A purchase agreement to acquire a permanent home for the local Purdue Extension office has been ratified by the Bartholomew County Commissioners.
The county announced its intentions Tuesday to purchase two buildings south of State Street at 785 S. Marr Road, where Premier Ag Co-Op, Inc. is based, commissioner Larry Kleinhenz said.
But the unanimously approved resolution is just the first of three required steps necessary to acquire the 31-year-old buildings, county attorney Grant Tucker said.
Under state law, the facility has to be evaluated by two different appraisers, and the price cannot exceed the average of the combined appraisals, Tucker said.

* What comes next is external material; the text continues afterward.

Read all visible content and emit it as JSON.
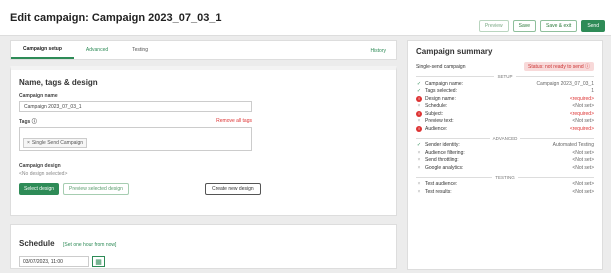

The entire property was recently appraised at $396,500, according to records in the county assessor’s office.
While the commissioners are reserving up to $700,000 to both acquire and renovate the buildings, Kleinhenz said he doesn’t anticipate many changes will be necessary.
The final condition is that the Bartholomew County Council must approve a resolution to use money from the Telecommunications Fund, which has a balance of $1,036,203, for the purchase, Kleinhenz said.
“We’re not asking for general fund or rainy-day money,” Kleinhenz said. “So this won’t burden the council.”
The commissioners are hopeful this week’s announcement will alleviate some political pressure to use money from that fund to purchase new radios and body cameras for county law enforcement.
“In my mind, this is sort of what we had planned (for the telecommunications fund) for 15 years,” Kleinhenz said.
The county is applying for a federal grant that would fully fund the purchase of the radios for the Bartholomew County Sheriff’s Department, with recipients expected to be announced next month.
Kleinhenz also said he will be calling for an additional $300,000 from the same fund to finance much-needed renovations at the Bartholomew County Highway Department within a few weeks.
With county finances remaining tight, the commissioner said he doubts the county council will agree to any capital improvement project.
“We’ve figured out that if we want this done, we’ll have to do it ourselves with existing funds we control,” Kleinhenz said. “If we don’t, we’re never going to make any improvements.”
Premier Ag, a 93-year-old farmer-owned cooperative, announced its merger with Jackson-Jennings Co-op in February and will be moving operations to Seymour, commissioners chairman Rick Flohr said.
In order to give sufficient time for the combined co-ops to build a new headquarters, the extension office — temporarily located a few blocks away at 965 Repp Drive — will not be moving until July 2017, Kleinhenz said.
While the current lease on the former Starks Mechanical Building expires in six months, Kleinhenz expressed confidence landlord Charles “Shorty” Whittington will allow the extension office to stay for another year. When the lease was announced last summer, the rent was established at $3,596 a month.
Since more than 8,000 square feet of combined space is being acquired on the 1.72-acre site, another county department currently renting or leasing space will likely move into one of the buildings, Kleinhenz said.
Bartholomew County Soil and Water Conservation was identified as a potential candidate by the commissioners.
Commissioner Carl Lienhoop said the county discovered the Premier Ag Co-op property was available less than a month ago.
Kleinhenz said if negotiations had been made public earlier, it’s likely taxpayers would have been forced to pay full price.
“There were other interested parties,” Kleinhenz said. “It is a very attractive piece of property.”